What you need to do: Would you reproduce each line below exactly, leaving every picture out?

Supplied entries:
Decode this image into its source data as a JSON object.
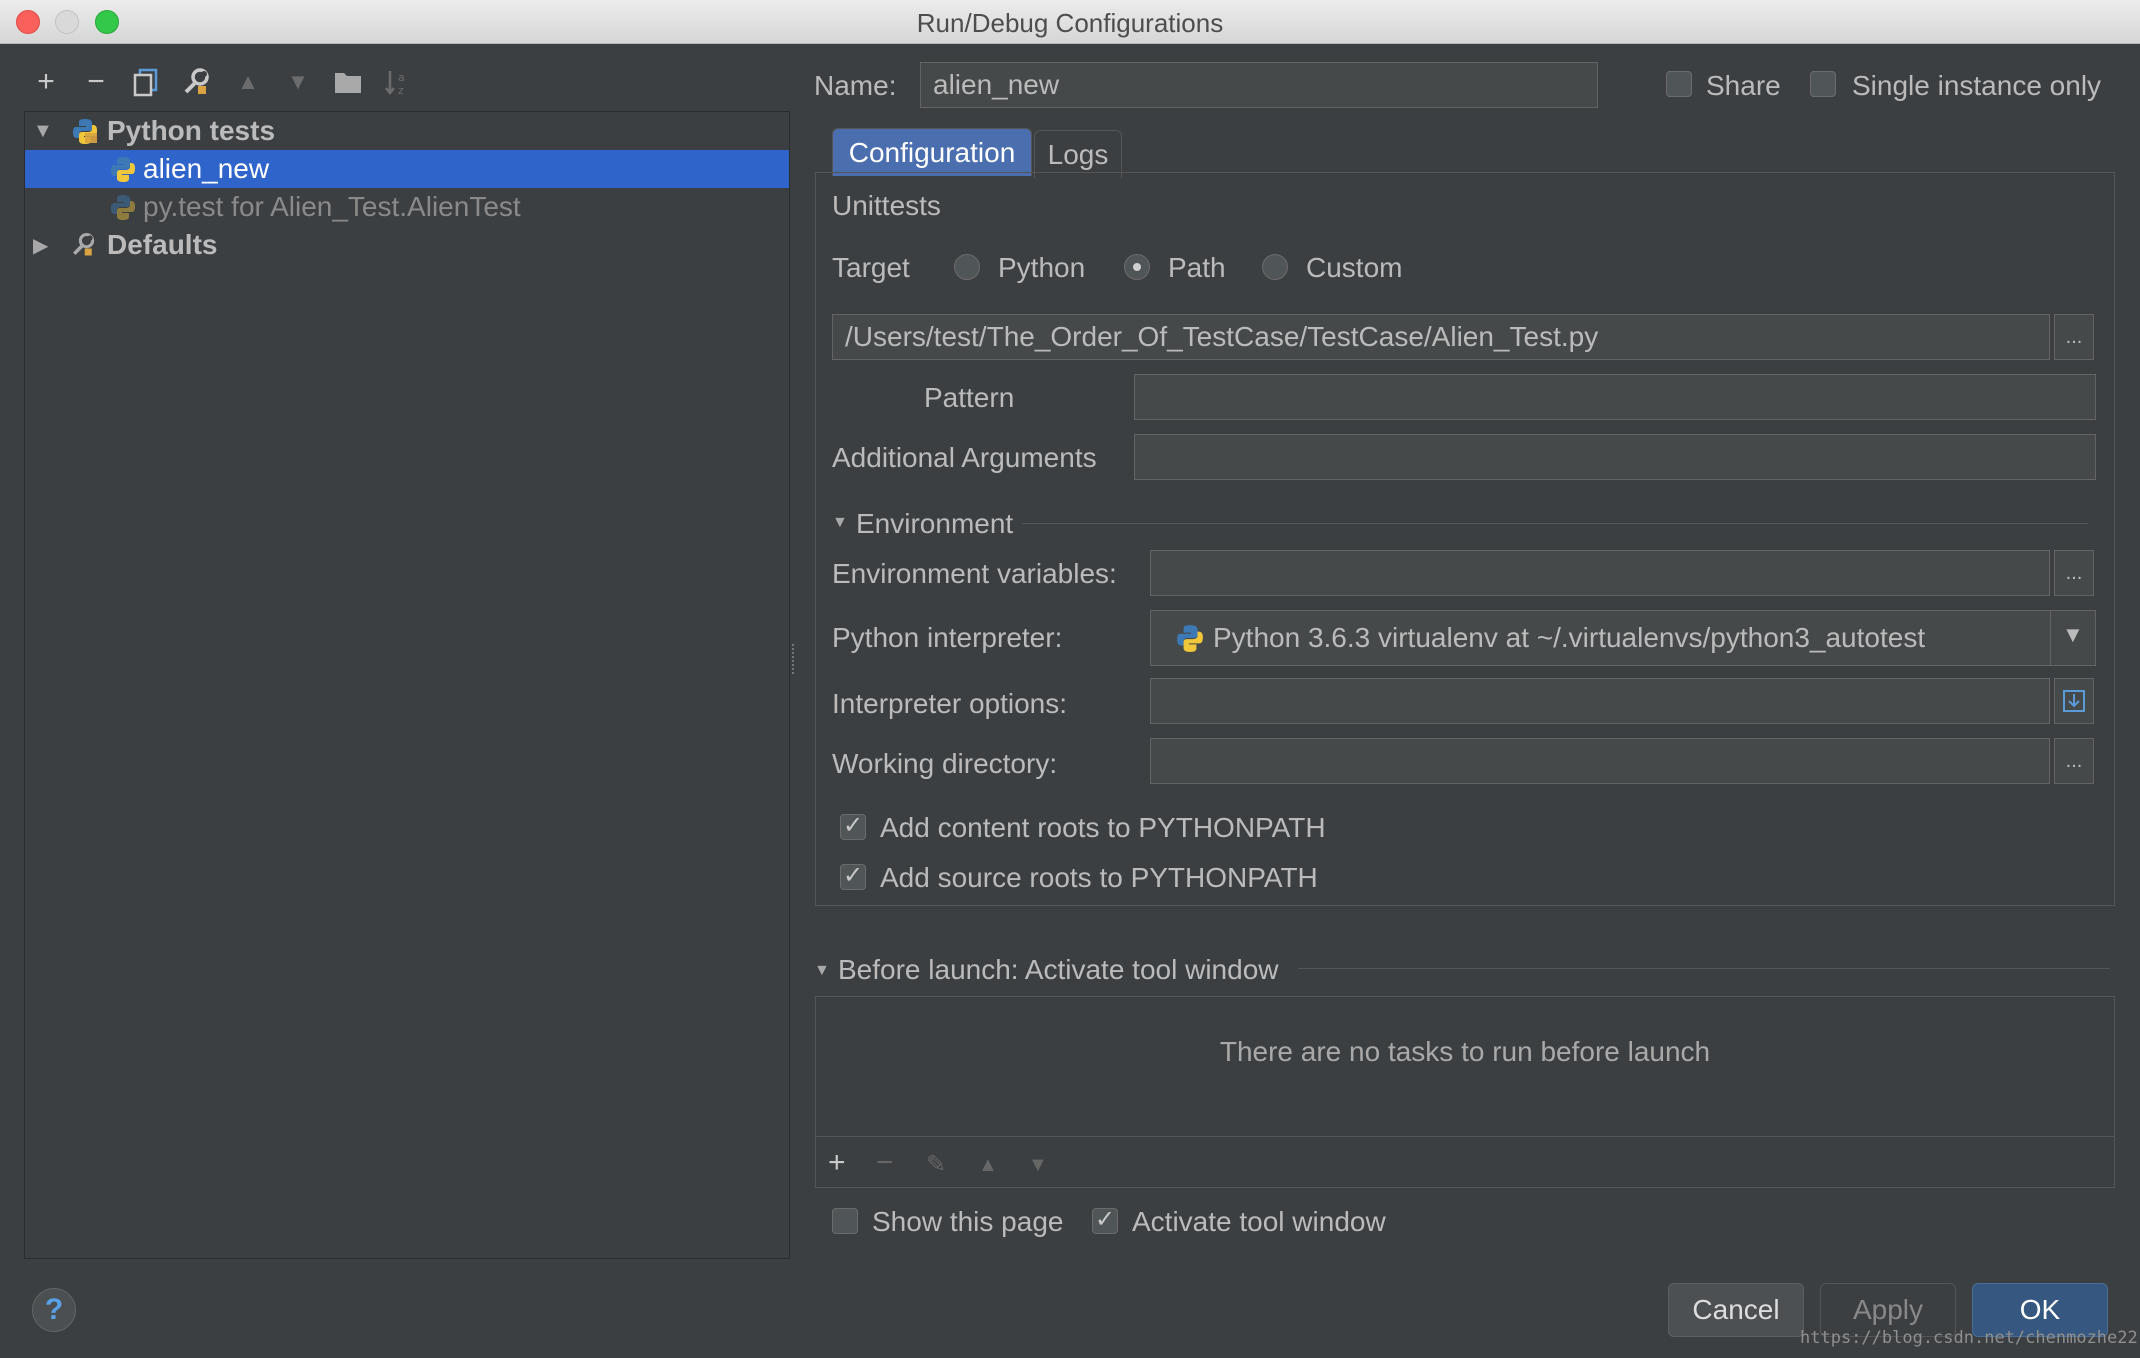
{
  "window": {
    "title": "Run/Debug Configurations"
  },
  "tree": {
    "items": [
      {
        "label": "Python tests",
        "icon": "python-icon",
        "expanded": true
      },
      {
        "label": "alien_new",
        "icon": "python-test-icon",
        "selected": true
      },
      {
        "label": "py.test for Alien_Test.AlienTest",
        "icon": "python-test-icon"
      },
      {
        "label": "Defaults",
        "icon": "wrench-icon",
        "expanded": false
      }
    ]
  },
  "toolbar": {
    "add": "+",
    "remove": "−",
    "copy": "copy-icon",
    "edit_defaults": "wrench-icon",
    "move_up": "▲",
    "move_down": "▼",
    "folder": "folder-icon",
    "sort": "sort-icon"
  },
  "header": {
    "name_label": "Name:",
    "name_value": "alien_new",
    "share_label": "Share",
    "share_checked": false,
    "single_instance_label": "Single instance only",
    "single_instance_checked": false
  },
  "tabs": [
    {
      "label": "Configuration",
      "active": true
    },
    {
      "label": "Logs",
      "active": false
    }
  ],
  "config": {
    "section_title": "Unittests",
    "target_label": "Target",
    "target_options": [
      "Python",
      "Path",
      "Custom"
    ],
    "target_selected": "Path",
    "path_value": "/Users/test/The_Order_Of_TestCase/TestCase/Alien_Test.py",
    "pattern_label": "Pattern",
    "pattern_value": "",
    "additional_args_label": "Additional Arguments",
    "additional_args_value": "",
    "environment_title": "Environment",
    "env_vars_label": "Environment variables:",
    "env_vars_value": "",
    "interpreter_label": "Python interpreter:",
    "interpreter_value": "Python 3.6.3 virtualenv at ~/.virtualenvs/python3_autotest",
    "interp_options_label": "Interpreter options:",
    "interp_options_value": "",
    "working_dir_label": "Working directory:",
    "working_dir_value": "",
    "content_roots_label": "Add content roots to PYTHONPATH",
    "content_roots_checked": true,
    "source_roots_label": "Add source roots to PYTHONPATH",
    "source_roots_checked": true,
    "browse_label": "..."
  },
  "before_launch": {
    "title": "Before launch: Activate tool window",
    "empty_text": "There are no tasks to run before launch",
    "show_page_label": "Show this page",
    "show_page_checked": false,
    "activate_label": "Activate tool window",
    "activate_checked": true
  },
  "buttons": {
    "help": "?",
    "cancel": "Cancel",
    "apply": "Apply",
    "ok": "OK"
  },
  "watermark": "https://blog.csdn.net/chenmozhe22",
  "colors": {
    "selection": "#2f65ca",
    "tab_active": "#4b6eaf",
    "ok_button": "#365880",
    "background": "#3c3f41"
  }
}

Problem solution:
Decode this image into its source data as a JSON object.
{
  "window": {
    "title": "Run/Debug Configurations"
  },
  "tree": {
    "items": [
      {
        "label": "Python tests",
        "icon": "python-icon",
        "expanded": true
      },
      {
        "label": "alien_new",
        "icon": "python-test-icon",
        "selected": true
      },
      {
        "label": "py.test for Alien_Test.AlienTest",
        "icon": "python-test-icon"
      },
      {
        "label": "Defaults",
        "icon": "wrench-icon",
        "expanded": false
      }
    ]
  },
  "toolbar": {
    "add": "+",
    "remove": "−",
    "copy": "copy-icon",
    "edit_defaults": "wrench-icon",
    "move_up": "▲",
    "move_down": "▼",
    "folder": "folder-icon",
    "sort": "sort-icon"
  },
  "header": {
    "name_label": "Name:",
    "name_value": "alien_new",
    "share_label": "Share",
    "share_checked": false,
    "single_instance_label": "Single instance only",
    "single_instance_checked": false
  },
  "tabs": [
    {
      "label": "Configuration",
      "active": true
    },
    {
      "label": "Logs",
      "active": false
    }
  ],
  "config": {
    "section_title": "Unittests",
    "target_label": "Target",
    "target_options": [
      "Python",
      "Path",
      "Custom"
    ],
    "target_selected": "Path",
    "path_value": "/Users/test/The_Order_Of_TestCase/TestCase/Alien_Test.py",
    "pattern_label": "Pattern",
    "pattern_value": "",
    "additional_args_label": "Additional Arguments",
    "additional_args_value": "",
    "environment_title": "Environment",
    "env_vars_label": "Environment variables:",
    "env_vars_value": "",
    "interpreter_label": "Python interpreter:",
    "interpreter_value": "Python 3.6.3 virtualenv at ~/.virtualenvs/python3_autotest",
    "interp_options_label": "Interpreter options:",
    "interp_options_value": "",
    "working_dir_label": "Working directory:",
    "working_dir_value": "",
    "content_roots_label": "Add content roots to PYTHONPATH",
    "content_roots_checked": true,
    "source_roots_label": "Add source roots to PYTHONPATH",
    "source_roots_checked": true,
    "browse_label": "..."
  },
  "before_launch": {
    "title": "Before launch: Activate tool window",
    "empty_text": "There are no tasks to run before launch",
    "show_page_label": "Show this page",
    "show_page_checked": false,
    "activate_label": "Activate tool window",
    "activate_checked": true
  },
  "buttons": {
    "help": "?",
    "cancel": "Cancel",
    "apply": "Apply",
    "ok": "OK"
  },
  "watermark": "https://blog.csdn.net/chenmozhe22",
  "colors": {
    "selection": "#2f65ca",
    "tab_active": "#4b6eaf",
    "ok_button": "#365880",
    "background": "#3c3f41"
  }
}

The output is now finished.